[Start of Attachment]
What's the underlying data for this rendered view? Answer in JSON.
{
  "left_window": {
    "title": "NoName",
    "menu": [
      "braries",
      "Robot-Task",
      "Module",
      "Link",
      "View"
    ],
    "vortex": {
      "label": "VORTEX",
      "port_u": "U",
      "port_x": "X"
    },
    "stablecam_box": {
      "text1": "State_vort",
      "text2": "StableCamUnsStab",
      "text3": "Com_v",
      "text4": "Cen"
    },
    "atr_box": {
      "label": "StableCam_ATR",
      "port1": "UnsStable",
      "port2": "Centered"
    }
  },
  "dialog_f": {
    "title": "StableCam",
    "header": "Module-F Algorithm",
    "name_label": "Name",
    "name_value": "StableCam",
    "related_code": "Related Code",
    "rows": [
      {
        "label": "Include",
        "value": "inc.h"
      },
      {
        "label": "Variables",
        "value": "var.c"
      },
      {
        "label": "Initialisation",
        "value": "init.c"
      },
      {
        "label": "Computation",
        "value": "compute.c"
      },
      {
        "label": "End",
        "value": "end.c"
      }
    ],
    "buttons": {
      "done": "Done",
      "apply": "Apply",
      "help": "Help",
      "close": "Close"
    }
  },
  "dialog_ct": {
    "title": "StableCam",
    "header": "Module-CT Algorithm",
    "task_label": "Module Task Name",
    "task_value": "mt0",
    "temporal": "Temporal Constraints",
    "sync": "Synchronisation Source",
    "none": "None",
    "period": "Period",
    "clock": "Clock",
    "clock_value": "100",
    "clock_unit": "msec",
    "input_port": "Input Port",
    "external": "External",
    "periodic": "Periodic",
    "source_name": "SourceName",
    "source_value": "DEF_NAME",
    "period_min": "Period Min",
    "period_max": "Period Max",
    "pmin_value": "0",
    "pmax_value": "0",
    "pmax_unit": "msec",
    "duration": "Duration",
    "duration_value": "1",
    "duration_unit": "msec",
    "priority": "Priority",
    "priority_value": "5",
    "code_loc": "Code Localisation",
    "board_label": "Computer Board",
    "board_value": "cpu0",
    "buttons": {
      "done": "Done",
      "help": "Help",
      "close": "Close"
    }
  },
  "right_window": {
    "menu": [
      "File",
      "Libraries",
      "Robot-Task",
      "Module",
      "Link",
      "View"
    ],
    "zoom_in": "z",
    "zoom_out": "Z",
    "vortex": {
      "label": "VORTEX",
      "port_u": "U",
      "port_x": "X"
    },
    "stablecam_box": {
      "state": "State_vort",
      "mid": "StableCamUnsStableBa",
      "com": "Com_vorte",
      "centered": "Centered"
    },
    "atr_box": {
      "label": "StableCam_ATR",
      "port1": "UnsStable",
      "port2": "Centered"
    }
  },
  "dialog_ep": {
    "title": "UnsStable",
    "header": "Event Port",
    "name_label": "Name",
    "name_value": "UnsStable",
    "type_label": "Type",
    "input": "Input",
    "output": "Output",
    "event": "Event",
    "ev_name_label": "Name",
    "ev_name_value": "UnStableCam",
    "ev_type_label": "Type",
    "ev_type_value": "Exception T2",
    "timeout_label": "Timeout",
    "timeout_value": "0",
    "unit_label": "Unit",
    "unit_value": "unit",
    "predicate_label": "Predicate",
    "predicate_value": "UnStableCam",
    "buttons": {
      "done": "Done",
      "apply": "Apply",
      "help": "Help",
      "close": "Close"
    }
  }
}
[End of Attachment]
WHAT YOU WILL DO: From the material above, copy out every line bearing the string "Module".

ANSWER SPACE:
      "Module",
    "header": "Module-F Algorithm",
    "header": "Module-CT Algorithm",
    "task_label": "Module Task Name",
      "Module",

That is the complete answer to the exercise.